Facebook messages seeking comment sent today to Marines United’s current administrators were not returned.
More than 2,500 comments about the photos were left by group members, many of whom used their personal Facebook accounts that include their names, ranks and duty stations.
The photo sharing began less than a month after the first Marine infantry unit was assigned women Jan. It underscores ongoing problems of sexual harassment within military ranks and could hurt recruitment of women.
Officials within the Defense Department confirmed it also puts service members at risk for blackmail and jeopardizes national security.
“This is going to follow me – just like he did.” The Marines United Facebook page has been around since 2015 and limits membership to male Marines, Navy corpsmen and British Royal Marines.

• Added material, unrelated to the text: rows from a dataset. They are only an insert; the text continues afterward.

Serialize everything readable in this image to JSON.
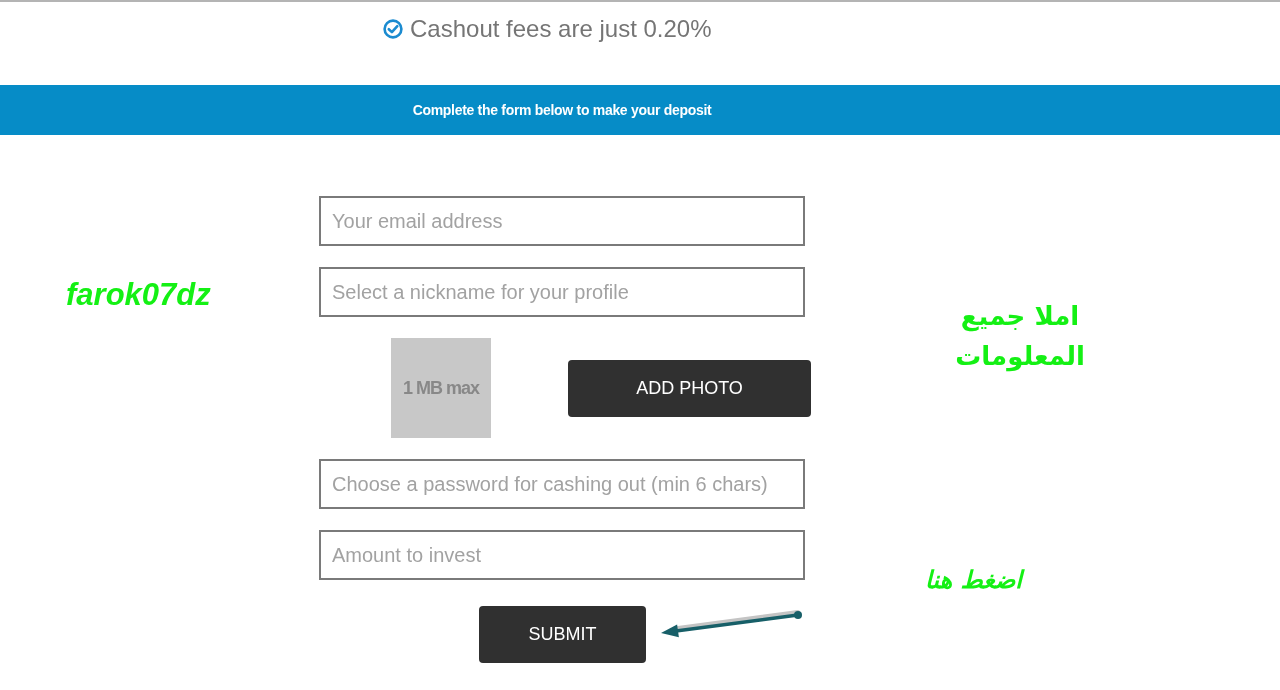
{
  "header": {
    "text": "Cashout fees are just 0.20%"
  },
  "banner": {
    "text": "Complete the form below to make your deposit"
  },
  "form": {
    "rows": [
      {
        "kind": "field",
        "placeholder": "Your email address"
      },
      {
        "kind": "field",
        "placeholder": "Select a nickname for your profile"
      },
      {
        "kind": "photo",
        "preview_text": "1 MB max",
        "button": "ADD PHOTO"
      },
      {
        "kind": "field",
        "placeholder": "Choose a password for cashing out (min 6 chars)"
      },
      {
        "kind": "field",
        "placeholder": "Amount to invest"
      }
    ],
    "submit": "SUBMIT"
  },
  "annotations": [
    {
      "kind": "signature",
      "text": "farok07dz"
    },
    {
      "kind": "note",
      "text": "املا جميع المعلومات"
    },
    {
      "kind": "note",
      "text": "اضغط هنا"
    },
    {
      "kind": "arrow"
    }
  ]
}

The group has a code of conduct pinned to the top of its page: no discussing Marines United; no threats, harm or harassment; and no racist and illegal posts.30, social media accounts behind the sharing had been deleted by Facebook and Google at the Corps’ request, and a formal investigation by the Naval Criminal Investigative Service has been launched.